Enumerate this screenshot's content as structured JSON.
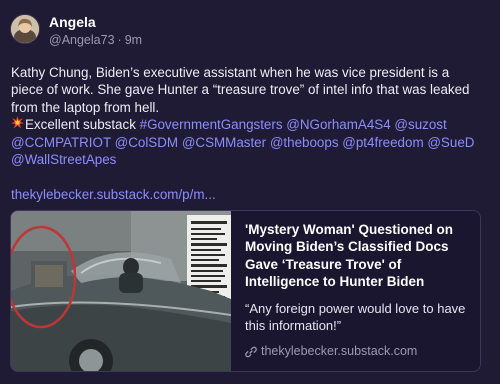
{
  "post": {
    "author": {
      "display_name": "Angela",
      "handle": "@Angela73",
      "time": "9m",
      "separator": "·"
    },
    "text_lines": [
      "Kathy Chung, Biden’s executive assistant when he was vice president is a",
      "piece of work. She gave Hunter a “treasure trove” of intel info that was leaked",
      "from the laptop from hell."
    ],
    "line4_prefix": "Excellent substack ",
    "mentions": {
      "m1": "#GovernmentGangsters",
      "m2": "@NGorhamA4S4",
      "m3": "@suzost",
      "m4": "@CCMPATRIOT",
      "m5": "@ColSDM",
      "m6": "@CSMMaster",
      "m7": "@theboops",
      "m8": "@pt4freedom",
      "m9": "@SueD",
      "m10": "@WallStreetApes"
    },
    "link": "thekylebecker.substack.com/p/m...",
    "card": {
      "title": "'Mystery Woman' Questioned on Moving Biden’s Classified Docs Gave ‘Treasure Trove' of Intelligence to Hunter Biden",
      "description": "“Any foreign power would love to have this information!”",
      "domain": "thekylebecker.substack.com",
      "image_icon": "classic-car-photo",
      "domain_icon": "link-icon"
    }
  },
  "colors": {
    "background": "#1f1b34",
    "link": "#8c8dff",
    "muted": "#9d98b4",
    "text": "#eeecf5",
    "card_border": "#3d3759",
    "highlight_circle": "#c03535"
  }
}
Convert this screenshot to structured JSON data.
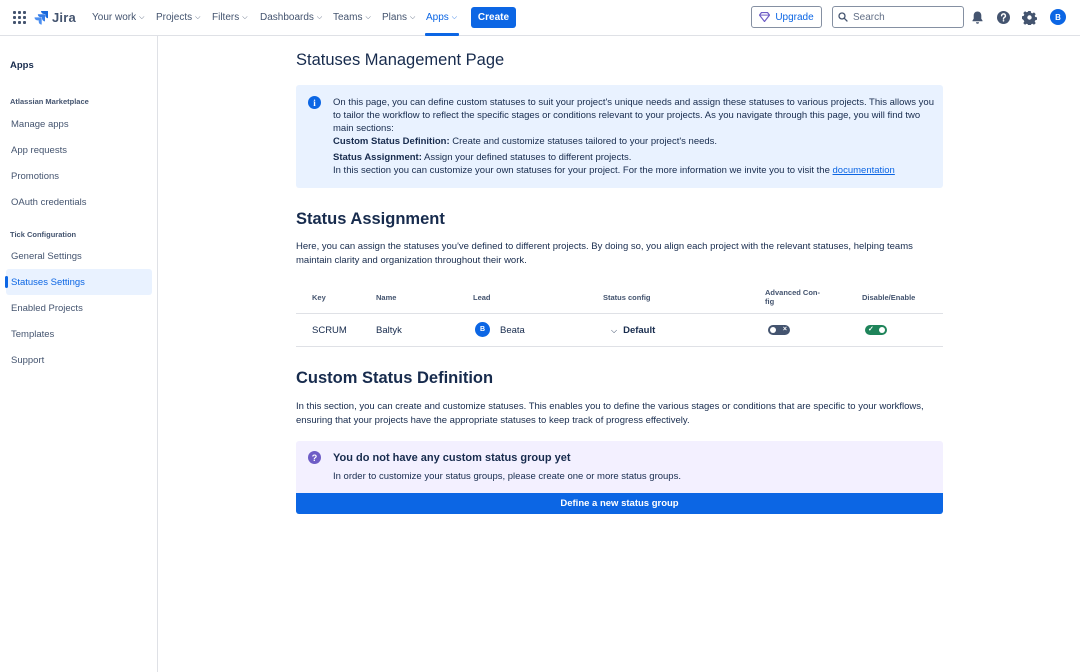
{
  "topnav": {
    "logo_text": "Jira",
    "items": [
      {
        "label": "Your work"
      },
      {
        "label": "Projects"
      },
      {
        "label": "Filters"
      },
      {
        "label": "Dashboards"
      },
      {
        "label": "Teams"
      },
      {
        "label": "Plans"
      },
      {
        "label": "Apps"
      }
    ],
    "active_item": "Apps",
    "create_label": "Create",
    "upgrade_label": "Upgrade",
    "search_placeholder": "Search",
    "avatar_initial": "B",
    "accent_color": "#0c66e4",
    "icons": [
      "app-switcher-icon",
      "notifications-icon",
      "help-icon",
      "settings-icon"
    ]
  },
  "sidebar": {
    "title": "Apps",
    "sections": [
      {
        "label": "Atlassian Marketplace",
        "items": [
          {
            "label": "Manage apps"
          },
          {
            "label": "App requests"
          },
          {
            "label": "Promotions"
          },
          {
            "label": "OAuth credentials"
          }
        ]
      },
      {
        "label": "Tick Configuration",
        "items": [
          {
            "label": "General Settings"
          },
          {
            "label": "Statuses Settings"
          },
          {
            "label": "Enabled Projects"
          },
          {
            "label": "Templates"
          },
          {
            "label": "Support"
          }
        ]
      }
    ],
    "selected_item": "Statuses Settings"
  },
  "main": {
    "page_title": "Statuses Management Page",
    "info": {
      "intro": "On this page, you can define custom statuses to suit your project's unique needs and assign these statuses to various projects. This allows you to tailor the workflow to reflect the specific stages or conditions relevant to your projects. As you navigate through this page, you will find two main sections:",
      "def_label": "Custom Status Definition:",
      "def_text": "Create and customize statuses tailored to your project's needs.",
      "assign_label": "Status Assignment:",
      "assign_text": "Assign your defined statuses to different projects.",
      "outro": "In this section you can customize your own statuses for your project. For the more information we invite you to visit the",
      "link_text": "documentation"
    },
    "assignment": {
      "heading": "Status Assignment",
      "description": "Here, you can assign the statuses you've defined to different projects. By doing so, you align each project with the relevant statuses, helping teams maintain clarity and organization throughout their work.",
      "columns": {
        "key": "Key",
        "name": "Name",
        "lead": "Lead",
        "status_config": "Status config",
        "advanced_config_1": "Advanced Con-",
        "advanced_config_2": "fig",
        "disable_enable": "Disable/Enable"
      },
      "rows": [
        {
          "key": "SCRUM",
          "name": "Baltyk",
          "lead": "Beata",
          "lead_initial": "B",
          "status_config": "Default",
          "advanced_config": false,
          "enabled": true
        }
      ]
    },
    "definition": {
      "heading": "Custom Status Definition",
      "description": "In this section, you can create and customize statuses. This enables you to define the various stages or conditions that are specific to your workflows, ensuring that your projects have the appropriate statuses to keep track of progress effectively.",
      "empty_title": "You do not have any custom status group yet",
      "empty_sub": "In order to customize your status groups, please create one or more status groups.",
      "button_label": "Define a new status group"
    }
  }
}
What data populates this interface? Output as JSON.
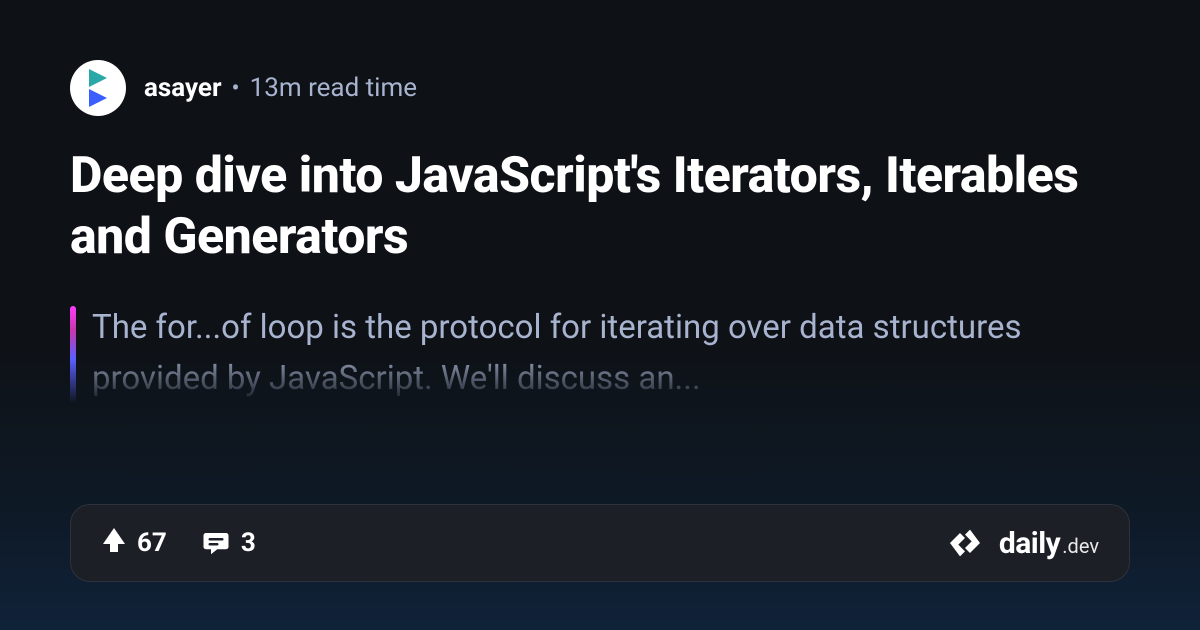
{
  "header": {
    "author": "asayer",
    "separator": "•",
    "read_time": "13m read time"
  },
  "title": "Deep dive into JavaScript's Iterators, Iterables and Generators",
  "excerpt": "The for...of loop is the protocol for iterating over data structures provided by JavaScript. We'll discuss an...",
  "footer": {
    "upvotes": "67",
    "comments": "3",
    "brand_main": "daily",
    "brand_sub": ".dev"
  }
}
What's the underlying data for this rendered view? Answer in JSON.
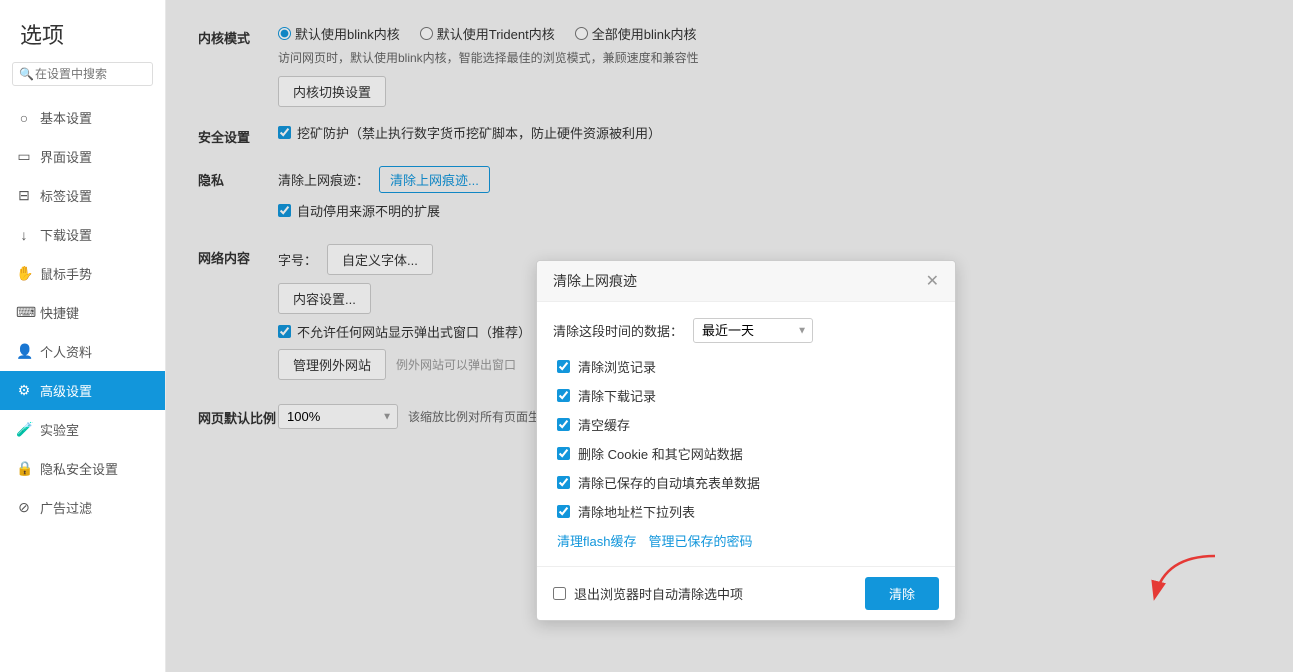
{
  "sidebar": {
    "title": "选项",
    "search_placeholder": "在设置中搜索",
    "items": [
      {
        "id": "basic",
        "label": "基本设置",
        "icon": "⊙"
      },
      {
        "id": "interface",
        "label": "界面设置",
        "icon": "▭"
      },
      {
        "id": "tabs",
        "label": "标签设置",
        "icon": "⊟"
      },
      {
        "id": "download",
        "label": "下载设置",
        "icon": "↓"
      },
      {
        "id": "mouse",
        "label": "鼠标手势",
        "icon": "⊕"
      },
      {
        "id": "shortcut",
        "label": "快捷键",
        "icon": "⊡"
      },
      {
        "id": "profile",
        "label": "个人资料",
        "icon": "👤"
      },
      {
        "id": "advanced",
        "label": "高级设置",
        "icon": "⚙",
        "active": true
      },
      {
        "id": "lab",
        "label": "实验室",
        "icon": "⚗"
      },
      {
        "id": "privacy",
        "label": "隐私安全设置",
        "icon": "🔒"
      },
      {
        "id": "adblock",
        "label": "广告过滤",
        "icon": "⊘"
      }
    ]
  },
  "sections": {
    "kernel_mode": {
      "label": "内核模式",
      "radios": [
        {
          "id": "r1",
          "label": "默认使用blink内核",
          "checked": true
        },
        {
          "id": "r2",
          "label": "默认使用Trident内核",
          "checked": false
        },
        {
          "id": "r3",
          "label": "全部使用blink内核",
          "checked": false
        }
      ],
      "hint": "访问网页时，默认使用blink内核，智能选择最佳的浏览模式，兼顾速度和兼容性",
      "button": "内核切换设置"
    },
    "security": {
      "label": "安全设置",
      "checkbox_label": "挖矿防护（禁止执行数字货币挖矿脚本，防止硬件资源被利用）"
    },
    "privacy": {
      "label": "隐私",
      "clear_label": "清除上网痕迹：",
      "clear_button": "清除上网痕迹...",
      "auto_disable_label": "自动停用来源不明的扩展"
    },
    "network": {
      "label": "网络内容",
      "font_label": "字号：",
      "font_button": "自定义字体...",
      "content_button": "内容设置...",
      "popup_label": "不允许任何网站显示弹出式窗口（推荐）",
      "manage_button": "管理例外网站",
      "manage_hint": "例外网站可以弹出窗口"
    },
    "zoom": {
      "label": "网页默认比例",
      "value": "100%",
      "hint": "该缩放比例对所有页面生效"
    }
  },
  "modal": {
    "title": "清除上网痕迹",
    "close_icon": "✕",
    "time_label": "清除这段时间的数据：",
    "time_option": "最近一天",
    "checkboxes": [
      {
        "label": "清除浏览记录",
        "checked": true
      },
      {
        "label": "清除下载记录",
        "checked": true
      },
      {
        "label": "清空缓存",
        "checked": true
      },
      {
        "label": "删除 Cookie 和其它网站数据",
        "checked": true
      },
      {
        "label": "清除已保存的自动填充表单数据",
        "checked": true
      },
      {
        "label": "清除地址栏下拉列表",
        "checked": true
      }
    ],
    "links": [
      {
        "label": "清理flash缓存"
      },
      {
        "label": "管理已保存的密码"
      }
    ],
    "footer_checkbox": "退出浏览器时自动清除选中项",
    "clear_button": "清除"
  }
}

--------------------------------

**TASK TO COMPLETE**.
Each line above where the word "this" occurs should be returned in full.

**TASK RESPONSE**.
Enumerate this screenshot's content as structured JSON.
      "description": "“Any foreign power would love to have this information!”",
Convert this screenshot to structured JSON data.
      "intro": "On this page, you can define custom statuses to suit your project's unique needs and assign these statuses to various projects. This allows you to tailor the workflow to reflect the specific stages or conditions relevant to your projects. As you navigate through this page, you will find two main sections:",
      "outro": "In this section you can customize your own statuses for your project. For the more information we invite you to visit the",
      "description": "In this section, you can create and customize statuses. This enables you to define the various stages or conditions that are specific to your workflows, ensuring that your projects have the appropriate statuses to keep track of progress effectively.",
What data populates this interface? Output as JSON.
What's the underlying data for this rendered view? Answer in JSON.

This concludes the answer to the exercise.